just as reliable as other conventional sources. Schools
are gateways to the community. We start with students
and, hopefully, they’ll take it to the parents.”
The panels will generate enough electricity to power
one classroom with three computers, Jackson said.
During Friday’s class, students discussed how photovoltaic
cells, also referred to as solar cells, convert sunlight
into electricity without creating air or water pollution.
They also talked about possible uses for solar energy
beyond calculators, cars and crosswalk warning signs.
“The more you know about solar energy, the more you
want to know,” said student Dean Durban, a member
of the school’s Solar Team.
In the coming months, the children will be tracking
the amount of energy produced by the panels and comparing
production and consumption to electricity derived
from fossil fuels.

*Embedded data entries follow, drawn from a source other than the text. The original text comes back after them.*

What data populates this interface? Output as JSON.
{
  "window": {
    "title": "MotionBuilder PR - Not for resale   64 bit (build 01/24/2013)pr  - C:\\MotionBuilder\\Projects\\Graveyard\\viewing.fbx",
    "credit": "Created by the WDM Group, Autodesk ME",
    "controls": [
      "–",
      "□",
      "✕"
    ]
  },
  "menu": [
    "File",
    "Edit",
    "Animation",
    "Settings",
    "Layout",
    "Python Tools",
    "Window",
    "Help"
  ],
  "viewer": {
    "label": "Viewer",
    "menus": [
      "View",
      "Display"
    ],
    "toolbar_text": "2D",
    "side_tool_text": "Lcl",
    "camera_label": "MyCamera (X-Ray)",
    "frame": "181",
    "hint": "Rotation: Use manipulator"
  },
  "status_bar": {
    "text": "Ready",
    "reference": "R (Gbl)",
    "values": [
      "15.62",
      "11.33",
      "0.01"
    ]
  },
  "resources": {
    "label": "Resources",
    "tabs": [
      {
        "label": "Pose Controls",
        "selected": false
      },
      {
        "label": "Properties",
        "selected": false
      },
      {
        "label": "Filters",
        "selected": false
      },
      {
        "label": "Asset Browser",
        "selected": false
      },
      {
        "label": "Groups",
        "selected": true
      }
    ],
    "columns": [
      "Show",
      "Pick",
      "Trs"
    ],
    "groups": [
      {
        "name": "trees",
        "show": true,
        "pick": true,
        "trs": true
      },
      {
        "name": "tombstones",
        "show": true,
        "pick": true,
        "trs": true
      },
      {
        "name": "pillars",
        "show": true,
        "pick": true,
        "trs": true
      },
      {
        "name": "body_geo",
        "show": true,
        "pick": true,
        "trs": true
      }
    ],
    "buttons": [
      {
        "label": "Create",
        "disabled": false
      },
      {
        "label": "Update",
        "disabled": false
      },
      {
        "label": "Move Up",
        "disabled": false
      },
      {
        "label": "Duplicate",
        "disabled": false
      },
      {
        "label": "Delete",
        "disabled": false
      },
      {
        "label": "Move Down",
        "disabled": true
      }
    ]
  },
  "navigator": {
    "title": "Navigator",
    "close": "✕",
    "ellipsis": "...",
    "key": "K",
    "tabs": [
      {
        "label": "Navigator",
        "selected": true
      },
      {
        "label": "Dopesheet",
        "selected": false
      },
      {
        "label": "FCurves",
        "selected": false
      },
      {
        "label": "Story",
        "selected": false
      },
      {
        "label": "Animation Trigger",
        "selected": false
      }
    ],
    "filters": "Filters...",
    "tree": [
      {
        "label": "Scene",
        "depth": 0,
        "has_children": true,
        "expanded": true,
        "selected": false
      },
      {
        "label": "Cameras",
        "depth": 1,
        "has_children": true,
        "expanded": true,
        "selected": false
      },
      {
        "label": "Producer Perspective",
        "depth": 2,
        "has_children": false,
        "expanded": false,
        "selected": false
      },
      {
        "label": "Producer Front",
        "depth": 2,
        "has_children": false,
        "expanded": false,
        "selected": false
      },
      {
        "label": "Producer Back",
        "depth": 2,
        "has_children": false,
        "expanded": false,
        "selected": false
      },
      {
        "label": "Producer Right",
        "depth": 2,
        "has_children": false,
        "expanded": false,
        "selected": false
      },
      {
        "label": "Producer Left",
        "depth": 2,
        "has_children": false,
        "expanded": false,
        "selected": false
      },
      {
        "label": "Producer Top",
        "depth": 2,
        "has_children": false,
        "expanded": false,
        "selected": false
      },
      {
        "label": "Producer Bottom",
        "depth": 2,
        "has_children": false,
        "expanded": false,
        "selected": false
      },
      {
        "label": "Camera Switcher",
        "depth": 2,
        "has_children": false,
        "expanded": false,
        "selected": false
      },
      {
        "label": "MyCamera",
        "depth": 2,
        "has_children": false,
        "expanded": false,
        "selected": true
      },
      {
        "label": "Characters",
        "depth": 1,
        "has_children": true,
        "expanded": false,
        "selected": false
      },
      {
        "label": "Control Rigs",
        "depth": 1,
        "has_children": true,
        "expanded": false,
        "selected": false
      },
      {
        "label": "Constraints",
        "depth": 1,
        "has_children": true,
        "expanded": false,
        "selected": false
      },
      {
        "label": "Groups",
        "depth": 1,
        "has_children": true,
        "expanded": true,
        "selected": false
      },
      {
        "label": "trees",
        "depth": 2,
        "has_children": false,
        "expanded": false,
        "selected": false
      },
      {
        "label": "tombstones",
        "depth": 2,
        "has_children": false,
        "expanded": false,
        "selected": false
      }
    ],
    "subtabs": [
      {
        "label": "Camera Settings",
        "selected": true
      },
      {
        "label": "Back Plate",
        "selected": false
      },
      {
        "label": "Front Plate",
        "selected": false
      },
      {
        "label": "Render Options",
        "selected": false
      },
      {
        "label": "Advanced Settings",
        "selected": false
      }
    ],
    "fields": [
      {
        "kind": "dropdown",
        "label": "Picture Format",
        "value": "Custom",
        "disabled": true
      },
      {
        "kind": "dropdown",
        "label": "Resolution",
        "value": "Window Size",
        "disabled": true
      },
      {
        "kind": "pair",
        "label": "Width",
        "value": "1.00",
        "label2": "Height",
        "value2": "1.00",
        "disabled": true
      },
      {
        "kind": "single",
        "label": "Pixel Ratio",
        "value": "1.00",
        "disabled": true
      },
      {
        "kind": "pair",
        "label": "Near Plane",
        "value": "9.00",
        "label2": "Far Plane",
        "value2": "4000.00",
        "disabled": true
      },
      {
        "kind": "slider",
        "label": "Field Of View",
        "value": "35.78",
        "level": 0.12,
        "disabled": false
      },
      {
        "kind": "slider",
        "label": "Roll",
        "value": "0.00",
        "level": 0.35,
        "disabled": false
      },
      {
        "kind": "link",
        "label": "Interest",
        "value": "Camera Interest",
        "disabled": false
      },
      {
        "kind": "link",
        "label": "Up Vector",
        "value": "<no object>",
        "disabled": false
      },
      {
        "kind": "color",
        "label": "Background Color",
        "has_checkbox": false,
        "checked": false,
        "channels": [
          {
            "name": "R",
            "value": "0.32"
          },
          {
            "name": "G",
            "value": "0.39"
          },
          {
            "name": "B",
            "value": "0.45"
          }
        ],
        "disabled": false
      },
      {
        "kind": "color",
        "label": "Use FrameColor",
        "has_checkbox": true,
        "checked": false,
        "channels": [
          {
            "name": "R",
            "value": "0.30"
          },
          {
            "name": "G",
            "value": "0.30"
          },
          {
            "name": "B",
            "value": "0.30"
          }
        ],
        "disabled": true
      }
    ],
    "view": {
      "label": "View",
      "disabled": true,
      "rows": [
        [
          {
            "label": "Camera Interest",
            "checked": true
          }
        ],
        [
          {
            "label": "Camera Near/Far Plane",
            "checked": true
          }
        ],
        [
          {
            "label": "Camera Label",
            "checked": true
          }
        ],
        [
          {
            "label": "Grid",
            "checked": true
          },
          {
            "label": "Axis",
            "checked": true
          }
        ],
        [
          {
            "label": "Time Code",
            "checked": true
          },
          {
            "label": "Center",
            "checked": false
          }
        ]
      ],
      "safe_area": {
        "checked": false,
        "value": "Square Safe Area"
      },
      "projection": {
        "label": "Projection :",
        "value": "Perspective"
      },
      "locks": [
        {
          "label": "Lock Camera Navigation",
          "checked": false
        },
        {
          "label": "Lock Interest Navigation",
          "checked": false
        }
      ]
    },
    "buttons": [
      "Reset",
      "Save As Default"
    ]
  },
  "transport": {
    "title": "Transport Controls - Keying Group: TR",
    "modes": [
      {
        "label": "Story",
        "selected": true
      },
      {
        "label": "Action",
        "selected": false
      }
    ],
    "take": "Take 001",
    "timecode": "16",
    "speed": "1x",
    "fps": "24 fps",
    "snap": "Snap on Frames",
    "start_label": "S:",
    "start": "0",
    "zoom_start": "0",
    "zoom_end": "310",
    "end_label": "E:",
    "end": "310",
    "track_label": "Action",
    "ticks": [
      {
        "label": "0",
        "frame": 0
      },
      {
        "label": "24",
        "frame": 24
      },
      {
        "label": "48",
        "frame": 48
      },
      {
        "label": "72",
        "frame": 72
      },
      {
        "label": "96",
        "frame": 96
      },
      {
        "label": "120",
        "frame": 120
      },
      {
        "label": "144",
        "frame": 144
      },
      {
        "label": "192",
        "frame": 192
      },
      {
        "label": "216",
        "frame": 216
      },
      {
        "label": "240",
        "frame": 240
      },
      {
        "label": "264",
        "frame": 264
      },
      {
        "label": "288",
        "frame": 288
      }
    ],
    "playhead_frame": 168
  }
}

They will also start a Web site to share data with
11 school districts across the state and work on several
projects, including building small-scale solar panels
for their homes.
“I want to help with electricity bills,” seventh-grader
Michael Pontikos said.
Solar Energy Timeline
3rd century BC — Greeks and Romans use “burning mirrors”
to ignite fires and burn sails of enemy warships.
20 AD — Chinese document use of mirrors to light torches
for religious purposes.
1500 AD — Romans build baths with large windows to
use heat from the sun.
1767 — Horace de Saussure invents the first solar
1839 — Edmund Becquerel observes photovoltaic effect.
1861 — Augustin Mouchot patents solar engine.
1880s — John Ericsson, the “first American solar scientist,”
develops solar-driven engines for ships.
1908 — Carnegie Steel Company invents the first modern
type of roof solar collector.
1950s — Architect Frank Bridgers design’s the world’s
first solar-heated office building.
1954 — Birth of solar cells.
1950s — Solar cells used in satellites.
1970s — U.S. Department of Energy established. National
solar research laboratories created.
1980 — Several states establish their own research
— Source: CSG Services for Watts on Schools
• Texas has more renewable energy potential — solar,
wind and biomass — than any other state because of
its size and diverse climate.
• Direct solar radiation is strongest in west and
north Texas, though the entire state is suitable for
small-scale solar installations.
• Renewable energy resources provide the same energy
services that we get now from fossil fuels.
— Source: State Energy Conservation Office